Elmer Collins was arrested after the funeral but was bonded out for $500. When he returned to his farm he found it had been almost destroyed by sightseers and curiosity seekers looking for souvenirs. Governor John Hunn, Jr "Honest John" offered a reward of $500 for the apprehension of the criminal. Elmer's two daughters were taken to live with their grandfather, Jacob Collins, until this was over with.
His wife’s sister, Sarah Virginia Collins (1861-1918), had married William Luther Elzey of Exmore Va. Her other sister, Annie May Collins (1865-1950), had married William E. Thomas of Franktown, Va. When Sarah Elzey died in 1918, William Luther Elzey would marry the other sister, Rose Otehia Collins (1871-1954). Elmer Collins was a frequent visitor to the Exmore, Virginia area. After Elmer’s release on bond he attempted to visit Exmore for the wedding of his brother Harvey (Hobbs) B. Collins to Alcora West but people thought he was trying fled so he came back to Laurel.
People were split over rather he killed her or not and it became quite bitter between the two groups. Captain James Smith who supported Collins found his hog with his throat cut.
A couple of weeks after Mrs. Collins murder another murder of a woman occurred about a mile away. Mrs. Kate Riggins 87 years old. She was found in the river with her apron strings tied to a bush.
On October 16th 1902 a jury in Georgetown Delaware indicted Elmer Collins with these words “Elmer Collins did feloniously kill and murder his wife Ilda D, Collins on the twelfth day of April, 1902”. He was committed to the Georgetown Jail.
The murder trial started in March 1903, lasted nine days. It was tried by Chief Justice Lore and associated Judges Grubb and Pennewell. The courthouse was packed and the on lookers in the court house got a surprise when 34 jurors were eliminated and 18 talesmen ( person added to a jury usually from among bystanders to make up a deficiency in the available number of jurors) had to be selected from the on lookers.

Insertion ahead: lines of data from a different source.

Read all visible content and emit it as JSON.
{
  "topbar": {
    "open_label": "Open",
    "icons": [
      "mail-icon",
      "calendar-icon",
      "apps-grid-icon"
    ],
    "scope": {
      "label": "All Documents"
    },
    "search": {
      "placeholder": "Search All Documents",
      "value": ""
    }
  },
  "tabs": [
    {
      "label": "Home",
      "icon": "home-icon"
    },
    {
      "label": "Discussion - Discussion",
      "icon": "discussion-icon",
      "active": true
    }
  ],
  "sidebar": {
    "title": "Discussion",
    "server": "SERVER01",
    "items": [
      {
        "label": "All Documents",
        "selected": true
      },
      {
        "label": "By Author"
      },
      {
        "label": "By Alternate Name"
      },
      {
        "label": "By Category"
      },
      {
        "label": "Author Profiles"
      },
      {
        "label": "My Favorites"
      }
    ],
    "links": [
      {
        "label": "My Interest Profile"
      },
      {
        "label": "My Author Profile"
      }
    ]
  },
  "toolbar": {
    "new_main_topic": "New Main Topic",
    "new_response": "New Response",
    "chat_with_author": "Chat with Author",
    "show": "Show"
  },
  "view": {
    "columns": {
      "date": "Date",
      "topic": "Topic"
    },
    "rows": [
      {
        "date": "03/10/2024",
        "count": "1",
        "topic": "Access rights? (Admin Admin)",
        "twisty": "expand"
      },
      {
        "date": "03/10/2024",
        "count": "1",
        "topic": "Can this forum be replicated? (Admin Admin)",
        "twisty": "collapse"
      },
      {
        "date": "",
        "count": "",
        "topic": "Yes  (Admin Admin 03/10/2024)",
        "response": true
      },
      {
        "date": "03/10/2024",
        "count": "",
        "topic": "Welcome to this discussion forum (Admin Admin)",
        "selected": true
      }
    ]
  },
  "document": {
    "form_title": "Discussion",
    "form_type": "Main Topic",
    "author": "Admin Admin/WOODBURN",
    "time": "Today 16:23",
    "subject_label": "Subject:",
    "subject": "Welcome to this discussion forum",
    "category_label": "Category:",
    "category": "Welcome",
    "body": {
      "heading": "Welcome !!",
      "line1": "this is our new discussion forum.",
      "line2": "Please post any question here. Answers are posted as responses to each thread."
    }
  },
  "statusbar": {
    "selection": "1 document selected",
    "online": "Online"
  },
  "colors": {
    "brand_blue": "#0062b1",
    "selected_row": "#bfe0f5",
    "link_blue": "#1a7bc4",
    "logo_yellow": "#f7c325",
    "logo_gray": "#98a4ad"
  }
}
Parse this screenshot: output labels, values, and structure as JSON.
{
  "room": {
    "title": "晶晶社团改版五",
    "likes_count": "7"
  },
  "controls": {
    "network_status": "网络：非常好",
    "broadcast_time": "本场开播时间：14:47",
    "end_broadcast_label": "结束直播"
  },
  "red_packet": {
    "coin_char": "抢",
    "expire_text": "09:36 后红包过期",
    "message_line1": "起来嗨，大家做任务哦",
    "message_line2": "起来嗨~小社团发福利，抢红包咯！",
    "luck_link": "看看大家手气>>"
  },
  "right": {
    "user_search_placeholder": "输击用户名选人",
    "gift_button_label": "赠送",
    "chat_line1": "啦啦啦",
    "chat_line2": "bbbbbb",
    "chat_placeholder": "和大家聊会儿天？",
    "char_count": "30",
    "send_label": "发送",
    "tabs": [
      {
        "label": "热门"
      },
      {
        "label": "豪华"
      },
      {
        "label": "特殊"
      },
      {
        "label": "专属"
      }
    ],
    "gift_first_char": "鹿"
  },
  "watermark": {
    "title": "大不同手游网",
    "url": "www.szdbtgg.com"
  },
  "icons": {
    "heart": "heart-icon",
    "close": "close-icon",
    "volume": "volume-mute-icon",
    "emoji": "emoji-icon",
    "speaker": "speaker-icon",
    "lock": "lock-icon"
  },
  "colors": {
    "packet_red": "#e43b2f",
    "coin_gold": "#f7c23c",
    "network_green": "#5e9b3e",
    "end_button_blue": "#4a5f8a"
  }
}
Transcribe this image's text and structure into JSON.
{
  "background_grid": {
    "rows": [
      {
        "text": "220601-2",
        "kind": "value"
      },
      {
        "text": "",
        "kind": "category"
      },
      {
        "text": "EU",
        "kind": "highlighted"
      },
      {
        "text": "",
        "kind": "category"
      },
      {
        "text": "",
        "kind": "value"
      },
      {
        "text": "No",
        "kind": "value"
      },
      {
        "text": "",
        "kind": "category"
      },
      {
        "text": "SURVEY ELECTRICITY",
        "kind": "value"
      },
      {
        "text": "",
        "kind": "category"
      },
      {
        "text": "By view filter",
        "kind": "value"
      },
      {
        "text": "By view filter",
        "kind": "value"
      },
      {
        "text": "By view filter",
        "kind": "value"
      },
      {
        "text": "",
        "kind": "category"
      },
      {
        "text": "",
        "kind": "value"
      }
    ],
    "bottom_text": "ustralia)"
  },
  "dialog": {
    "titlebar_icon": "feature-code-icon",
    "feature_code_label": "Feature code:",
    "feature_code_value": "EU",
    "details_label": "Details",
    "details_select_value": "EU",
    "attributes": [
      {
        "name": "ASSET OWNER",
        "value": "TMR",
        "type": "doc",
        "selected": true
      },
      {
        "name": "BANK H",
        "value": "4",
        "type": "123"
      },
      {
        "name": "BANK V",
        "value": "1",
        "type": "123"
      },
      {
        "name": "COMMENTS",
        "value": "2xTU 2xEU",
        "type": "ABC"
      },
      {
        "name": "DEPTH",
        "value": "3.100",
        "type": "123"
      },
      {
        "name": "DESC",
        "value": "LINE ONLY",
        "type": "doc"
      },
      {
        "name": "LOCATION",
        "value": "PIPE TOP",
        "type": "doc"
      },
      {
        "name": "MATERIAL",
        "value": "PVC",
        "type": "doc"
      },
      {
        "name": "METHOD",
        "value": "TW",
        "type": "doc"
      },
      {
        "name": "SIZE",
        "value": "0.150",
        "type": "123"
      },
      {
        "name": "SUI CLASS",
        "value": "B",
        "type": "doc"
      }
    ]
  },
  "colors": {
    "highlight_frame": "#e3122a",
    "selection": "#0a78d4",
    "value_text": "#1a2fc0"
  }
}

There was a rush for the door but the bailiff stopped the 65 on lookers and 18 were eventually selected. There still was not a clear motive for the murder. The main evidence was the blood stained overalls and the appearance of May Rhoads (Rhodes) who said she “made love” (kissing and embracing) to Elmer Collins and that he didn’t love his wife. Henry Niblett of Sharptown said he heard Elmer praying and heard him say he killed his wife. Henry Culver from Delmar said Nilbett was not to be believed. Harrison Wrotten said he heard threats of “I will kill you” coming from the Collins house the night before the murder. Six people from Dorchester County said Wrotten was a liar. The courthouse was packed.
Perhaps the most damaging testimony was from May Rhoads (Rhodes). She told the Jury she had gone to school with Elmer Collins and in the past year had received four letters from him saying he loved her. She however burnt the letters. She also met him in the woods where they kissed and embraced. Elmer said yes they had gone to school together but the most contact he had with her after school was to say hello when they would meet. Another witness said May had wrote the letters herself. May said in the fourth letter Collins had said he would put his wife six foot under. May had said to reporters that she would like to pursue a career on stage but as of yet had not accepted an offer.
May Rhoads on the stand
On March 25, 1903 at 10:37pm Elmer Collins was acquitted of the murder of his wife, after three hours the jury returning a verdict of not guilty.
After the trial Elmer would move to the Elizabeth City - Newport News Virginia area taking with him his daughters. He would marry again this time to Ella Lee Barney (1870-1960). He would continue to be a farmer. Elmer would die in 1955 in Hampton Va. His daughters would marry; Hazel Marie (1897-1992) married Richard Hampden Nottingham (1893-1956) of Exmore Va. in 1917 and Kathryn Ida would marry Benjamin H Cordrey of Laurel. Kathryn was a school teacher in Laurel.